-- Assignment --
Quote all of the entries word for word.

-- Interface dataset entries --
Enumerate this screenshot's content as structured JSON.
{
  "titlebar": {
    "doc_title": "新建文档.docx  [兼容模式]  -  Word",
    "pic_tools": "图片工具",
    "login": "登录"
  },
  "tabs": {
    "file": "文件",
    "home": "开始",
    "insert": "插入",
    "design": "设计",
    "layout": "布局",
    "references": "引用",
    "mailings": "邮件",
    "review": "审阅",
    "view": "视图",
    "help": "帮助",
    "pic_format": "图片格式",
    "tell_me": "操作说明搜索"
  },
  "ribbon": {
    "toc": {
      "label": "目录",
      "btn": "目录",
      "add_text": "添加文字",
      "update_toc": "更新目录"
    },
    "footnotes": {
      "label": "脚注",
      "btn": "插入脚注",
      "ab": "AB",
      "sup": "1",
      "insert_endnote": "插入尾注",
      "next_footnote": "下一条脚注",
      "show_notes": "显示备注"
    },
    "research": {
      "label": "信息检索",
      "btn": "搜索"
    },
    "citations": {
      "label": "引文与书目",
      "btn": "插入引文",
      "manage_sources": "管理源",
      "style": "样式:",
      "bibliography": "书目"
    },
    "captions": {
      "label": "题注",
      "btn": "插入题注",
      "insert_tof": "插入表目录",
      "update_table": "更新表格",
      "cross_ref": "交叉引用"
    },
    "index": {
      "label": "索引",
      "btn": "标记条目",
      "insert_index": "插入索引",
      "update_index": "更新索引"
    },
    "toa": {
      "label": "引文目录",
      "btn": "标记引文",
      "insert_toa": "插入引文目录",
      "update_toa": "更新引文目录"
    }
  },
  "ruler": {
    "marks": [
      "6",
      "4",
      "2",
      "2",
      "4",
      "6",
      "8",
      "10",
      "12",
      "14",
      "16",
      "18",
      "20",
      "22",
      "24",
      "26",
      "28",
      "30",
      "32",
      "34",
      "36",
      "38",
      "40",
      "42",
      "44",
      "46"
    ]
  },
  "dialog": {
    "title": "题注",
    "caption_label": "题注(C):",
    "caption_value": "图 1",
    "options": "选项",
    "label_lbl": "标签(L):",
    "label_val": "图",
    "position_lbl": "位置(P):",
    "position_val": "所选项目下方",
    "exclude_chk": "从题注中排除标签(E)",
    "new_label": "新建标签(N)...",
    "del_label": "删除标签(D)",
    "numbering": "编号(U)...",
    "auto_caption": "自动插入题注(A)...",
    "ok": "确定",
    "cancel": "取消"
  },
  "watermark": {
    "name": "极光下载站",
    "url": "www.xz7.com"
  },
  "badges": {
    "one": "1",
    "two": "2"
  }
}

-- Task output --
Enumerate this screenshot's content as structured JSON.
{
  "titlebar": {
    "doc_title": "新建文档.docx  [兼容模式]  -  Word",
    "pic_tools": "图片工具",
    "login": "登录"
  },
  "tabs": {
    "file": "文件",
    "home": "开始",
    "insert": "插入",
    "design": "设计",
    "layout": "布局",
    "references": "引用",
    "mailings": "邮件",
    "review": "审阅",
    "view": "视图",
    "help": "帮助",
    "pic_format": "图片格式",
    "tell_me": "操作说明搜索"
  },
  "ribbon": {
    "toc": {
      "label": "目录",
      "btn": "目录",
      "add_text": "添加文字",
      "update_toc": "更新目录"
    },
    "footnotes": {
      "label": "脚注",
      "btn": "插入脚注",
      "ab": "AB",
      "sup": "1",
      "insert_endnote": "插入尾注",
      "next_footnote": "下一条脚注",
      "show_notes": "显示备注"
    },
    "research": {
      "label": "信息检索",
      "btn": "搜索"
    },
    "citations": {
      "label": "引文与书目",
      "btn": "插入引文",
      "manage_sources": "管理源",
      "style": "样式:",
      "bibliography": "书目"
    },
    "captions": {
      "label": "题注",
      "btn": "插入题注",
      "insert_tof": "插入表目录",
      "update_table": "更新表格",
      "cross_ref": "交叉引用"
    },
    "index": {
      "label": "索引",
      "btn": "标记条目",
      "insert_index": "插入索引",
      "update_index": "更新索引"
    },
    "toa": {
      "label": "引文目录",
      "btn": "标记引文",
      "insert_toa": "插入引文目录",
      "update_toa": "更新引文目录"
    }
  },
  "ruler": {
    "marks": [
      "6",
      "4",
      "2",
      "2",
      "4",
      "6",
      "8",
      "10",
      "12",
      "14",
      "16",
      "18",
      "20",
      "22",
      "24",
      "26",
      "28",
      "30",
      "32",
      "34",
      "36",
      "38",
      "40",
      "42",
      "44",
      "46"
    ]
  },
  "dialog": {
    "title": "题注",
    "caption_label": "题注(C):",
    "caption_value": "图 1",
    "options": "选项",
    "label_lbl": "标签(L):",
    "label_val": "图",
    "position_lbl": "位置(P):",
    "position_val": "所选项目下方",
    "exclude_chk": "从题注中排除标签(E)",
    "new_label": "新建标签(N)...",
    "del_label": "删除标签(D)",
    "numbering": "编号(U)...",
    "auto_caption": "自动插入题注(A)...",
    "ok": "确定",
    "cancel": "取消"
  },
  "watermark": {
    "name": "极光下载站",
    "url": "www.xz7.com"
  },
  "badges": {
    "one": "1",
    "two": "2"
  }
}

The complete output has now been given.